One of the resulting suggestions was for CDSS to set up a dance depository. Here are my thoughts on this.
Considering the 1000's of contra (and other formation) dances that have written, of varying quality and difficulty, I have reservations about a single global contra database. Such a database detracts from the folk process. And who is to say which dances are worthy of placement in such a database?
HOWEVER (part 1) .....
CDSS should have a depository of dances, somewhat like the one on the "Contra Dances by" section of Cary Ravitz's page http://ravitz.us/dance/
While Cary's page links to dance author's pages, the CDSS page should get copies of each author's dances, formatted however that author formatted them (e.g. .rtf, .pdf or .html), with the CDSS page containing links to these copies. Authors should be able to send an updated file to CDSS up to say 3 times a year. This will preserve the author's dances when s/he terminates his/her web site. These links could include .pdfs of out-of-proint dance book.
The folk process in some sense is maintained by people having to peruse these various author pages in order to find dances. A discussion board, maybe even the current Shared Weight forum, would be the place for for callers to discuss these dances.
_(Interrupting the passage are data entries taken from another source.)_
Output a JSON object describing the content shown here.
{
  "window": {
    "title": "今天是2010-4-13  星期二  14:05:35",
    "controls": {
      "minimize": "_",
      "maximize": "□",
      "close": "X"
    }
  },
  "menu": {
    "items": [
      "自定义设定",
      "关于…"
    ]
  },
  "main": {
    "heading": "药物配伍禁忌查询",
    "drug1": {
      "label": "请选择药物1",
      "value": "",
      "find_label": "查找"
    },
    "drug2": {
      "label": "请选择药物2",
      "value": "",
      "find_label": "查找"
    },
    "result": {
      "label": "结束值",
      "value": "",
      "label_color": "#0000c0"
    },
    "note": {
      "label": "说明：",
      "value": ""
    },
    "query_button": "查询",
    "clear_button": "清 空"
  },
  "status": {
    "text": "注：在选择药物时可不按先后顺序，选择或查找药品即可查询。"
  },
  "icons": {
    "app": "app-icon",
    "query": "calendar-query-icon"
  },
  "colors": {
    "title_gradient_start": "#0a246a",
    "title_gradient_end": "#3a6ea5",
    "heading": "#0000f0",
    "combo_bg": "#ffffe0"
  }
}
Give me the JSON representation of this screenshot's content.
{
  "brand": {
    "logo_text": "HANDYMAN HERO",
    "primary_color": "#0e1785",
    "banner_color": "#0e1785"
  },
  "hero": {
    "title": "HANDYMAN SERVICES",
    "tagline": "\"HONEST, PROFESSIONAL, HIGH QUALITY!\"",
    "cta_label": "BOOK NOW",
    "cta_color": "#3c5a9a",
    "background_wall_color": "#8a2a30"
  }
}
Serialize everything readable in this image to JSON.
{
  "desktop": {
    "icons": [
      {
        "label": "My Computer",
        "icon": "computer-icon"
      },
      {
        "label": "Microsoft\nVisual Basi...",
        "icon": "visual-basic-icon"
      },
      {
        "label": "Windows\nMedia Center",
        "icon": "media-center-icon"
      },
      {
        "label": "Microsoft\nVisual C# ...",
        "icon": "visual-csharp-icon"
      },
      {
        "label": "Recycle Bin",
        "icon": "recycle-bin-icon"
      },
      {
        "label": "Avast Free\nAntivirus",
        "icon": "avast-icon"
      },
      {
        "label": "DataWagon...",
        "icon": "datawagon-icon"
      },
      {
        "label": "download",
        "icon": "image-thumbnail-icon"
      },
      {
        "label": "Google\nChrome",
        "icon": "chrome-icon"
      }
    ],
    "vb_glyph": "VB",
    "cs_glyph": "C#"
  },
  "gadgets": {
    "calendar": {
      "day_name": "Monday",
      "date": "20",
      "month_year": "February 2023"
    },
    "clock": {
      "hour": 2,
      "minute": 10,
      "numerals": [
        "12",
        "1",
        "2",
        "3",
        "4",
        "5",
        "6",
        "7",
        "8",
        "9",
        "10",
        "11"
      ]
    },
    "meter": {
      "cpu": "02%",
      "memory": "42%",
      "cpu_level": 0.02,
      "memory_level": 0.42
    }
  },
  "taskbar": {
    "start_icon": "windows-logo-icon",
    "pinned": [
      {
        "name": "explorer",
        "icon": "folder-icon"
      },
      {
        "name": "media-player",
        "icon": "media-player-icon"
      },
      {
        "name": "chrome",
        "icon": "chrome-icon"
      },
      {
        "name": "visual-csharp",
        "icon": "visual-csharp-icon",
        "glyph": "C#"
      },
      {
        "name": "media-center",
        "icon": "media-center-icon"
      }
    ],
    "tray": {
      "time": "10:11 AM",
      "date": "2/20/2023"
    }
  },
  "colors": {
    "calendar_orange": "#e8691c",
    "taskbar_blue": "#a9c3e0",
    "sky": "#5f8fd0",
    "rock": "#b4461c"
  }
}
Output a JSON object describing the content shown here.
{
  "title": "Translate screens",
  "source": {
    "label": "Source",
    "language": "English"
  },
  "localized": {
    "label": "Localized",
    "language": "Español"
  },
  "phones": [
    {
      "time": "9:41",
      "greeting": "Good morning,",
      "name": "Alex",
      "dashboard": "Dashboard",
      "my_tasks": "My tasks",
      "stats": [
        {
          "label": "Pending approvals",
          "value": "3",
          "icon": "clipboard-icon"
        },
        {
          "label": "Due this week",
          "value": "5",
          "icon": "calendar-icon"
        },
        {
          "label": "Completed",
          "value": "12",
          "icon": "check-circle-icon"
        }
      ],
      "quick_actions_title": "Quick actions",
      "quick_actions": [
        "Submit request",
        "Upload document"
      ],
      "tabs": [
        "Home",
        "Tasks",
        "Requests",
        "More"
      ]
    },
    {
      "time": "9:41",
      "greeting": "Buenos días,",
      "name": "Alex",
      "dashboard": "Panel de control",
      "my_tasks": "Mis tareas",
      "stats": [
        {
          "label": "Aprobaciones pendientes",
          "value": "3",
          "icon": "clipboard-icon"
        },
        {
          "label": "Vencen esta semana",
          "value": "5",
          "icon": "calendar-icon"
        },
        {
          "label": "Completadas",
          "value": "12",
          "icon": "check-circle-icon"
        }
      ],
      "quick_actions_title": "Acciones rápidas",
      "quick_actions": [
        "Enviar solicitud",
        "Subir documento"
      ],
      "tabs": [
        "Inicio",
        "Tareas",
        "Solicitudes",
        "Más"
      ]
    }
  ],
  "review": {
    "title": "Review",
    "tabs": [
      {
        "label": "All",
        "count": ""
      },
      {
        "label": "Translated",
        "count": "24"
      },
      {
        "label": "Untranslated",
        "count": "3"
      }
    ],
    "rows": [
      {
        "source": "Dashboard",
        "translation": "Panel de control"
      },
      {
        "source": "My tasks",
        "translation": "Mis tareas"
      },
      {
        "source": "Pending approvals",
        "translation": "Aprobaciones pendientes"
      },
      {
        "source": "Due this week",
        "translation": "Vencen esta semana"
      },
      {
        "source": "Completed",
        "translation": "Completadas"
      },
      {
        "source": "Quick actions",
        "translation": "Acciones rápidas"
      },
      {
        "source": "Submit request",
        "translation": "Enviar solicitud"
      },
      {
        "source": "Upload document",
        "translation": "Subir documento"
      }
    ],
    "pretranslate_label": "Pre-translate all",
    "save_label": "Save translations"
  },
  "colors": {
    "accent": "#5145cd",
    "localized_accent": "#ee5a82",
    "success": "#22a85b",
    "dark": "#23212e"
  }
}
HOWEVER (part 2) optional ....
The Caller's Companion (http://callerscompanion.com/) provides a good model of how an on-line database might work. Many aspects of this program will work as a model for an on-line dance database. So in addition to the pages susuggested in HOWEVER (part 1), CDSS could also set up an on-line database and intially populate it with at most 200-300 dances, selected by CDSS staff or a committee, of various difficulties and formations. Any CDSS member, and only CDSS members, should be allowed to add a dance to this database of remove a dance s/he inserted. Dances on a page from HOWEVER (part 1) may well end up in this database.
Michael Fuerst 802 N Broadway Urbana IL 61801 217-239-5844
Links to photos of many of my drawings and paintings are at www.ArtComesFuerst.com